What should a patient bring to the appointment?
It’s always helpful when the patient brings a list of questions for me. Write down your concerns and any symptoms you’re experiencing ahead of time. Otherwise you might be nervous and forget at the time of your visit.
Be sure to bring pen and paper to write down notes once the exam is over as well. During the appointment I will recommend screening exams and tests — mammograms, colonoscopies, eye exams and skin cancer screenings, among others — writing them down ensures that you won’t forget them.
Should the patient fast before the appointment?
For a physical, my staff advises patients to fast eight hours prior to the appointment for the bloodwork. Water and a cup of black coffee is fine if you usually drink it in the morning, though.
What about attire? Does it matter what the patient wears?
For annual physicals, patients will be gowned, so they shouldn’t wear constricting, hard-to-remove clothing.
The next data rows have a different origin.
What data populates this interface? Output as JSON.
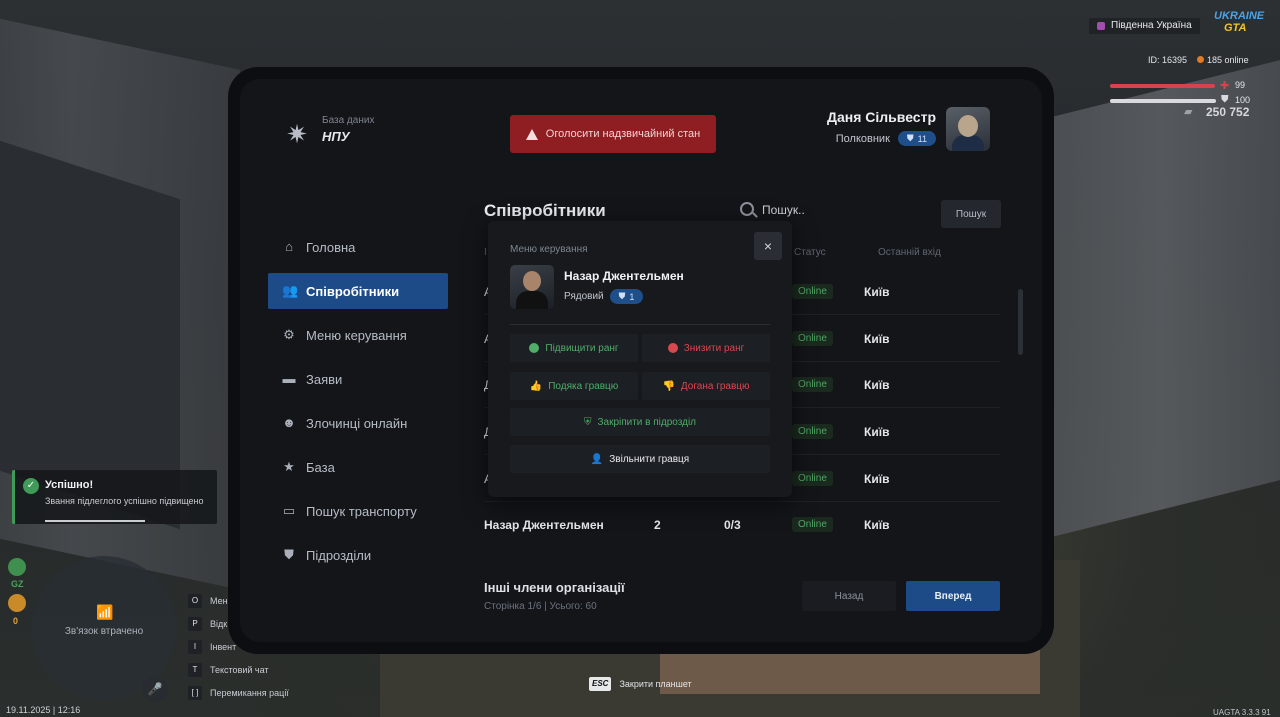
{
  "brand": {
    "subtitle": "База даних",
    "name": "НПУ"
  },
  "emergency_label": "Оголосити надзвичайний стан",
  "user": {
    "name": "Даня Сільвестр",
    "rank": "Полковник",
    "rank_level": "11"
  },
  "sidebar": {
    "items": [
      {
        "label": "Головна",
        "icon": "home-icon"
      },
      {
        "label": "Співробітники",
        "icon": "users-icon",
        "active": true
      },
      {
        "label": "Меню керування",
        "icon": "settings-icon"
      },
      {
        "label": "Заяви",
        "icon": "folder-icon"
      },
      {
        "label": "Злочинці онлайн",
        "icon": "mask-icon"
      },
      {
        "label": "База",
        "icon": "star-icon"
      },
      {
        "label": "Пошук транспорту",
        "icon": "car-icon"
      },
      {
        "label": "Підрозділи",
        "icon": "shield-icon"
      }
    ]
  },
  "main": {
    "title": "Співробітники",
    "search_placeholder": "Пошук..",
    "search_button": "Пошук",
    "headers": {
      "col1": "I",
      "status": "Статус",
      "last_login": "Останній вхід"
    },
    "rows": [
      {
        "name": "A",
        "status": "Online",
        "city": "Київ"
      },
      {
        "name": "A",
        "status": "Online",
        "city": "Київ"
      },
      {
        "name": "Д",
        "status": "Online",
        "city": "Київ"
      },
      {
        "name": "Д",
        "status": "Online",
        "city": "Київ"
      },
      {
        "name": "A",
        "status": "Online",
        "city": "Київ"
      },
      {
        "name": "Назар Джентельмен",
        "rank": "2",
        "warnings": "0/3",
        "status": "Online",
        "city": "Київ"
      }
    ],
    "other_title": "Інші члени організації",
    "page_info": "Сторінка 1/6 | Усього: 60",
    "back_button": "Назад",
    "next_button": "Вперед"
  },
  "modal": {
    "title": "Меню керування",
    "close": "×",
    "player_name": "Назар Джентельмен",
    "player_rank": "Рядовий",
    "player_rank_level": "1",
    "promote": "Підвищити ранг",
    "demote": "Знизити ранг",
    "thank": "Подяка гравцю",
    "reprimand": "Догана гравцю",
    "assign_unit": "Закріпити в підрозділ",
    "fire": "Звільнити гравця"
  },
  "hud": {
    "server": "Південна Україна",
    "logo_line1": "UKRAINE",
    "logo_line2": "GTA",
    "player_id": "ID: 16395",
    "online": "185 online",
    "health": "99",
    "armor": "100",
    "health_fraction": 0.99,
    "armor_fraction": 1.0,
    "money": "250 752",
    "colors": {
      "health": "#d9424b",
      "armor": "#d8dadf",
      "accent": "#1d4b87"
    }
  },
  "toast": {
    "title": "Успішно!",
    "text": "Звання підлеглого успішно підвищено"
  },
  "radar": {
    "status": "Зв'язок втрачено",
    "gz_label": "GZ",
    "gz_count": "0"
  },
  "keys": [
    {
      "key": "O",
      "label": "Мен"
    },
    {
      "key": "P",
      "label": "Відк"
    },
    {
      "key": "I",
      "label": "Інвент"
    },
    {
      "key": "T",
      "label": "Текстовий чат"
    },
    {
      "key": "[ ]",
      "label": "Перемикання рації"
    }
  ],
  "esc": {
    "key": "ESC",
    "label": "Закрити планшет"
  },
  "datetime": "19.11.2025 | 12:16",
  "version": "UAGTA 3.3.3   91"
}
What do you typically ask the patient in an appointment?
I ask all the questions on the intake form all over again so that I can learn about their history in more depth. I ask about surgeries, dental care — does the patient floss? Does he or she wear sunscreen? Has he or she had a skin cancer screening or ever been anemic? I’ll ask about eating disorders and other subjects the patient may be too embarrassed to bring up or to list on the intake form. I ask if the patient wants to be checked for any STDs.
I want to know about the patient’s lifestyle, exercise habits and how the patient’s diet is, including any dietary restrictions and whether he or she is vegetarian or vegan. This opens a door to a conversation about counseling if needed and lets me know whether to check for any vitamin deficiencies.
I also like to get to know my patients on a personal level, so I will ask them about their marital status, whether they have children and what they do for work.
What makes for an effective appointment?
The most effective appointments occur when patients have knowledge of their medical problems and the medications they take and are prepared with a list of things that they want to talk about.
When I’m getting a medical history, patients should be honest and forthcoming. Patients should never feel ashamed or embarrassed. If you have a sexually transmitted disease or had one in the past, or have or had depression, be candid. When asked about alcohol, be accurate in the number of glasses you drink in a week. If you smoke, be honest about how much you smoke per day.
What about an ineffective appointment?
It’s challenging if patients don’t know their medications or when they’ve had screening exams. It’s also challenging if they don’t know the details of their medical history.
What are some common questions patients ask you?
“Can you give me advice on how to lose weight?”
“Why am I so tired all of the time?”
“What are you checking for in the blood tests?”
How do you answer?
For weight loss, I have an extensive conversation assessing food intake meal by meal, and I make recommendations for dietary changes. I also assess exercise habits and give tips.
For fatigue, I do an extensive review of the patient’s medical history and associated symptoms, and then do an exam and order blood work to rule out possible causes.
For routine blood tests, I do a blood count, lipid panel, metabolic panel, diabetes screening and urinalysis. Depending on the patient’s age and sex, I will also order tests for PSA (prostate-specific antigen) to screen for prostate cancer and TSH (thyroid-stimulating hormone) to check for thyroid gland problems.